> **WORK TO BE COMPLETED**:
Which of the lines below hold "data"? Please return each one.

> **SUPPLIED INFORMATION**:

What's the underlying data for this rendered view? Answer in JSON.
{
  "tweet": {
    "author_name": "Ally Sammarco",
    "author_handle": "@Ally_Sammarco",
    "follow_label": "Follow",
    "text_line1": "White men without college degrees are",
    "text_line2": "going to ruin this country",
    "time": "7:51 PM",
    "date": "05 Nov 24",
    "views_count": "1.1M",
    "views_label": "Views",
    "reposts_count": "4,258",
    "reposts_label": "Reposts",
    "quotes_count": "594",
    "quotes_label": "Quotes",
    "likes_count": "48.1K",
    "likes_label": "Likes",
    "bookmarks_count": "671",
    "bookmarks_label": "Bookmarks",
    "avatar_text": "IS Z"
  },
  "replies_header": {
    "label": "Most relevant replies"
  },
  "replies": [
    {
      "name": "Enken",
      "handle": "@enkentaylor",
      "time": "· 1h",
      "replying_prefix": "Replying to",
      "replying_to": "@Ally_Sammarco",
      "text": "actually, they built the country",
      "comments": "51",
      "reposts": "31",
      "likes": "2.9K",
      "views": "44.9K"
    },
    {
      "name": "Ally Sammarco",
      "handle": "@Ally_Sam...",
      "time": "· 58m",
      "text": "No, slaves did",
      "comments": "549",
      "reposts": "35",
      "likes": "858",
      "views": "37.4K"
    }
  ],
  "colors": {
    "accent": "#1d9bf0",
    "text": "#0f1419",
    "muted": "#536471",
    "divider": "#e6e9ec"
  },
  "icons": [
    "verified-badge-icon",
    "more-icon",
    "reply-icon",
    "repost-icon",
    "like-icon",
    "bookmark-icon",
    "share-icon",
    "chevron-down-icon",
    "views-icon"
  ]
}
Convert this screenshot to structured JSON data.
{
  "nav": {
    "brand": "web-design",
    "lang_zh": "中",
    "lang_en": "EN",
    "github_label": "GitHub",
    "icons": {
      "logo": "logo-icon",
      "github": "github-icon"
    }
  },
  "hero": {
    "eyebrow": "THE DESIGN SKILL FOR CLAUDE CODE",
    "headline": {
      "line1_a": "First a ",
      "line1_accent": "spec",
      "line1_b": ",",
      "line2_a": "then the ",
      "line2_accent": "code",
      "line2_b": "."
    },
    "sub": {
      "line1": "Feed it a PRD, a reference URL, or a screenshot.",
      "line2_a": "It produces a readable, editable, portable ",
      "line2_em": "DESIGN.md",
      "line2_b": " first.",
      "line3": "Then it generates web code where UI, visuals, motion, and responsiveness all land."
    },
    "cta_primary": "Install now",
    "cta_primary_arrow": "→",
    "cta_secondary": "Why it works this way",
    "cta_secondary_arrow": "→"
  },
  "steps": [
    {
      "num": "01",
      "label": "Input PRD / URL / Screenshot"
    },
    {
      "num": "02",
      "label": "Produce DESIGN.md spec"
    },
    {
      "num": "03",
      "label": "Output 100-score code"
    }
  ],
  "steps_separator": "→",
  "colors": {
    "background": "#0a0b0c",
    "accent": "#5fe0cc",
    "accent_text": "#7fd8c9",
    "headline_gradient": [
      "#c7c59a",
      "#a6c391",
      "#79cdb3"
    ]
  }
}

> **SOLUTION FOR THIS EXERCISE**:
What's the underlying data for this rendered view? Answer in JSON.
Convert this screenshot to structured JSON data.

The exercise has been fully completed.